Segment Open

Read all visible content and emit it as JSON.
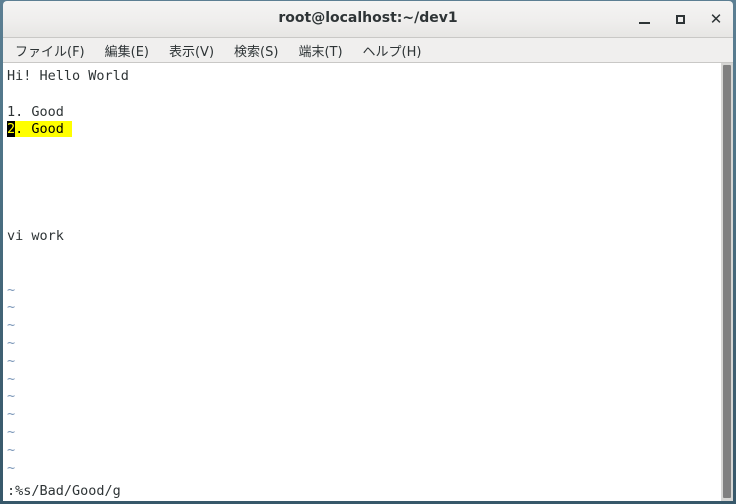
{
  "window": {
    "title": "root@localhost:~/dev1",
    "controls": {
      "minimize": "_",
      "maximize": "□",
      "close": "✕"
    }
  },
  "menubar": {
    "items": [
      {
        "label": "ファイル(F)"
      },
      {
        "label": "編集(E)"
      },
      {
        "label": "表示(V)"
      },
      {
        "label": "検索(S)"
      },
      {
        "label": "端末(T)"
      },
      {
        "label": "ヘルプ(H)"
      }
    ]
  },
  "terminal": {
    "lines": [
      {
        "text": "Hi! Hello World",
        "style": "normal"
      },
      {
        "text": "",
        "style": "normal"
      },
      {
        "text": "1. Good",
        "style": "normal"
      },
      {
        "text": "",
        "style": "highlight"
      },
      {
        "text": "",
        "style": "normal"
      },
      {
        "text": "",
        "style": "normal"
      },
      {
        "text": "",
        "style": "normal"
      },
      {
        "text": "",
        "style": "normal"
      },
      {
        "text": "",
        "style": "normal"
      },
      {
        "text": "vi work",
        "style": "normal"
      },
      {
        "text": "",
        "style": "normal"
      },
      {
        "text": "",
        "style": "normal"
      },
      {
        "text": "~",
        "style": "tilde"
      },
      {
        "text": "~",
        "style": "tilde"
      },
      {
        "text": "~",
        "style": "tilde"
      },
      {
        "text": "~",
        "style": "tilde"
      },
      {
        "text": "~",
        "style": "tilde"
      },
      {
        "text": "~",
        "style": "tilde"
      },
      {
        "text": "~",
        "style": "tilde"
      },
      {
        "text": "~",
        "style": "tilde"
      },
      {
        "text": "~",
        "style": "tilde"
      },
      {
        "text": "~",
        "style": "tilde"
      },
      {
        "text": "~",
        "style": "tilde"
      }
    ],
    "highlighted_line": {
      "cursor_char": "2",
      "rest_text": ". Good "
    },
    "command_line": ":%s/Bad/Good/g",
    "colors": {
      "background": "#ffffff",
      "foreground": "#2e3436",
      "highlight_bg": "#ffff00",
      "cursor_bg": "#000000",
      "tilde_fg": "#7a96b8"
    }
  },
  "scrollbar": {
    "name": "vertical-scrollbar"
  }
}
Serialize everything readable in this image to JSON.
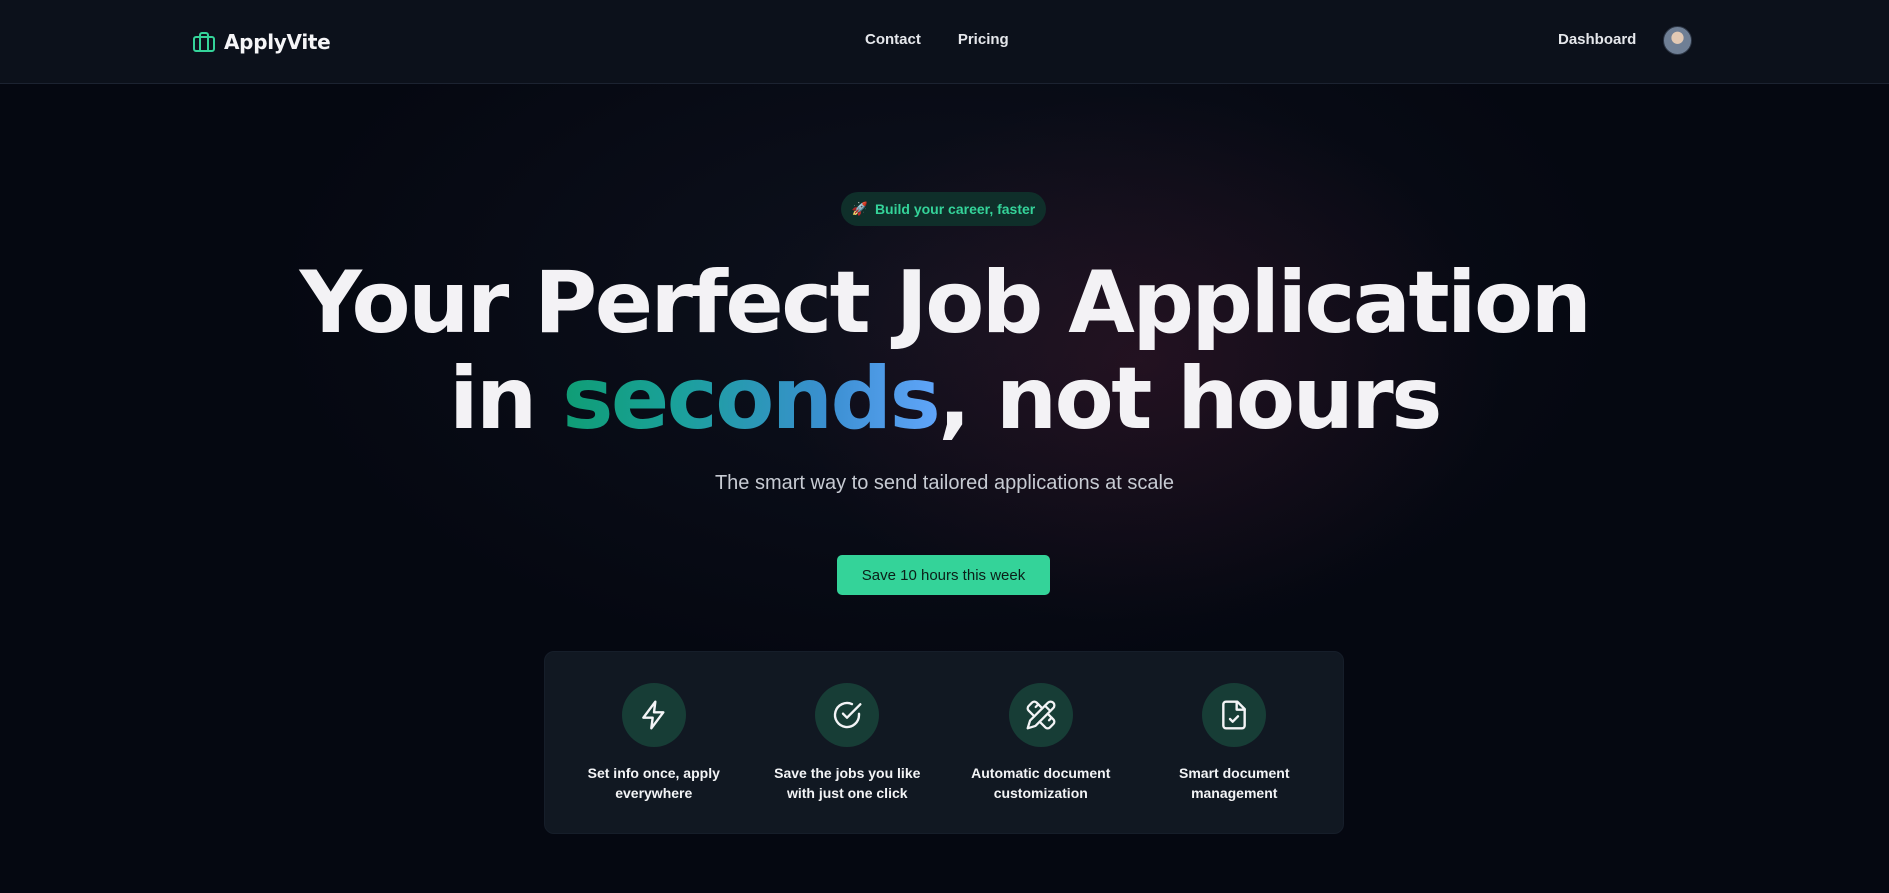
{
  "header": {
    "brand": "ApplyVite",
    "nav": [
      "Contact",
      "Pricing"
    ],
    "dashboard": "Dashboard"
  },
  "hero": {
    "badge_icon": "🚀",
    "badge_text": "Build your career, faster",
    "line1": "Your Perfect Job Application",
    "line2_prefix": "in ",
    "line2_highlight": "seconds",
    "line2_middle": ", not ",
    "line2_struck": "hours",
    "subtitle": "The smart way to send tailored applications at scale",
    "cta": "Save 10 hours this week"
  },
  "features": [
    {
      "icon": "lightning-icon",
      "text": "Set info once, apply everywhere"
    },
    {
      "icon": "check-circle-icon",
      "text": "Save the jobs you like with just one click"
    },
    {
      "icon": "pencil-ruler-icon",
      "text": "Automatic document customization"
    },
    {
      "icon": "file-check-icon",
      "text": "Smart document management"
    }
  ],
  "colors": {
    "accent": "#34d399",
    "background": "#050811",
    "card": "#111822",
    "highlight_bar": "#a3242a",
    "gradient_start": "#0f9d74",
    "gradient_end": "#60a5fa"
  }
}
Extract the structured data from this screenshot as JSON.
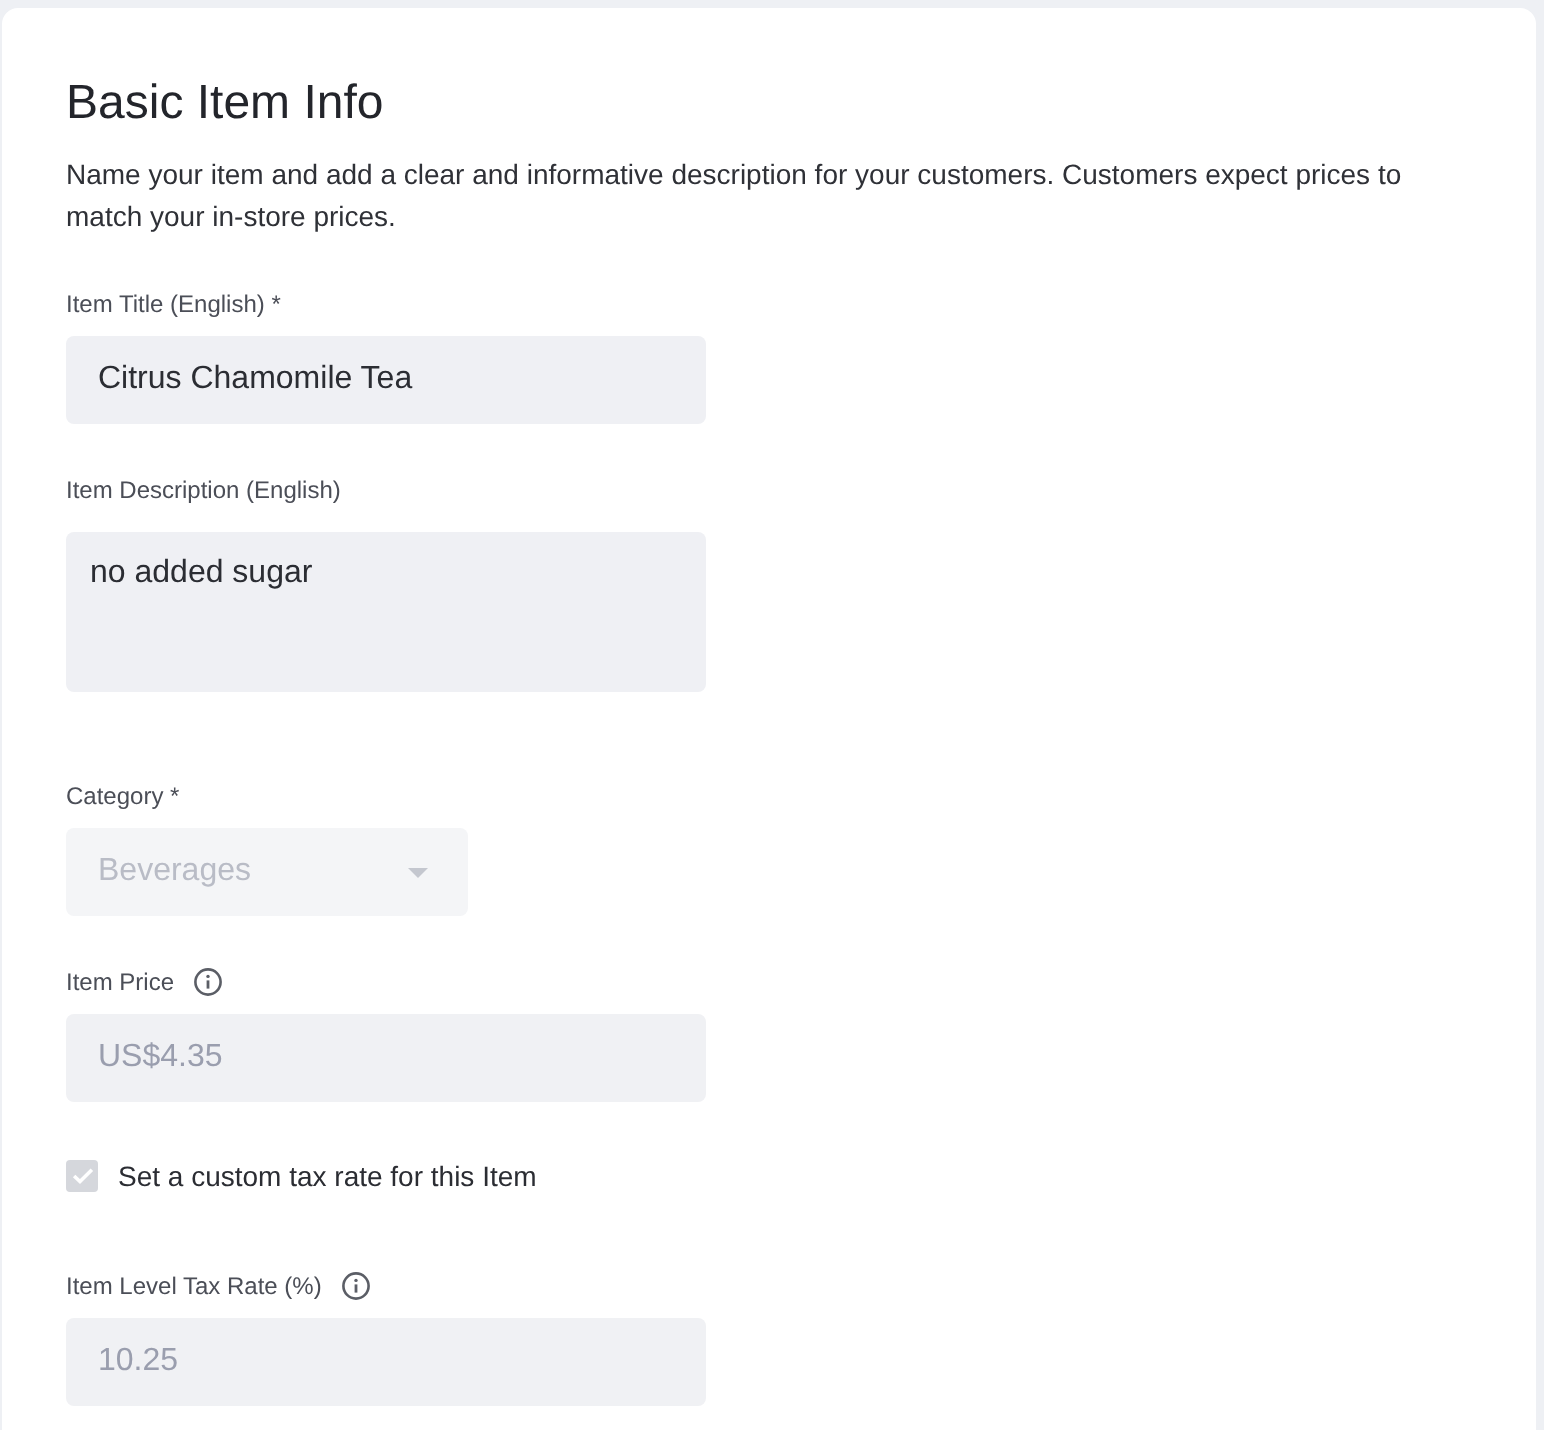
{
  "section": {
    "title": "Basic Item Info",
    "description": "Name your item and add a clear and informative description for your customers. Customers expect prices to match your in-store prices."
  },
  "fields": [
    {
      "kind": "text",
      "label": "Item Title (English) *",
      "info_icon": false,
      "value": "Citrus Chamomile Tea",
      "disabled": false
    },
    {
      "kind": "textarea",
      "label": "Item Description (English)",
      "info_icon": false,
      "value": "no added sugar",
      "disabled": false
    },
    {
      "kind": "select",
      "label": "Category *",
      "info_icon": false,
      "value": "Beverages",
      "disabled": true
    },
    {
      "kind": "text",
      "label": "Item Price",
      "info_icon": true,
      "value": "US$4.35",
      "disabled": true
    },
    {
      "kind": "checkbox",
      "label": "Set a custom tax rate for this Item",
      "checked": true,
      "disabled": true
    },
    {
      "kind": "text",
      "label": "Item Level Tax Rate (%)",
      "info_icon": true,
      "value": "10.25",
      "disabled": true
    }
  ]
}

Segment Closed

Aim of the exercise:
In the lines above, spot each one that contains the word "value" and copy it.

The answer:
      "value": "Citrus Chamomile Tea",
      "value": "no added sugar",
      "value": "Beverages",
      "value": "US$4.35",
      "value": "10.25",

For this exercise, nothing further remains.